THE INPUT:

□ □ □ □

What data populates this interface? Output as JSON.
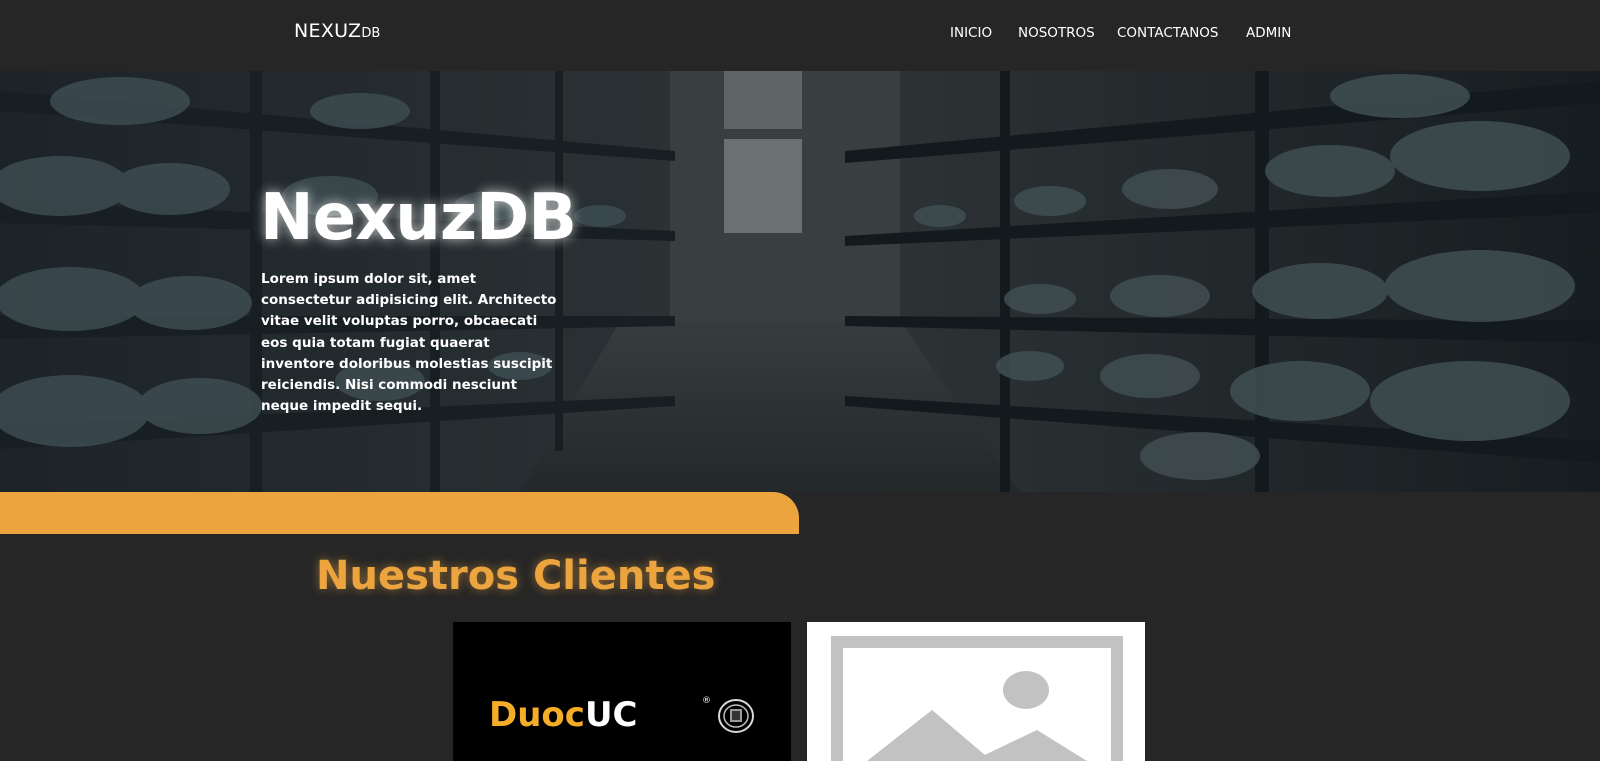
{
  "navbar": {
    "brand_main": "NEXUZ",
    "brand_sub": "DB",
    "links": [
      {
        "label": "INICIO"
      },
      {
        "label": "NOSOTROS"
      },
      {
        "label": "CONTACTANOS"
      },
      {
        "label": "ADMIN"
      }
    ]
  },
  "hero": {
    "title": "NexuzDB",
    "text": "Lorem ipsum dolor sit, amet consectetur adipisicing elit. Architecto vitae velit voluptas porro, obcaecati eos quia totam fugiat quaerat inventore doloribus molestias suscipit reiciendis. Nisi commodi nesciunt neque impedit sequi."
  },
  "clients": {
    "title": "Nuestros Clientes",
    "items": [
      {
        "logo_text_1": "Duoc",
        "logo_text_2": "UC",
        "reg_mark": "®",
        "icon": "duoc-uc-seal"
      },
      {
        "icon": "image-placeholder-icon"
      }
    ]
  },
  "colors": {
    "background": "#262626",
    "accent": "#eca43f",
    "hero_tint": "#2c3538"
  }
}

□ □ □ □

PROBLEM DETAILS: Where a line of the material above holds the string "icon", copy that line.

REPLY:
        "icon": "duoc-uc-seal"
        "icon": "image-placeholder-icon"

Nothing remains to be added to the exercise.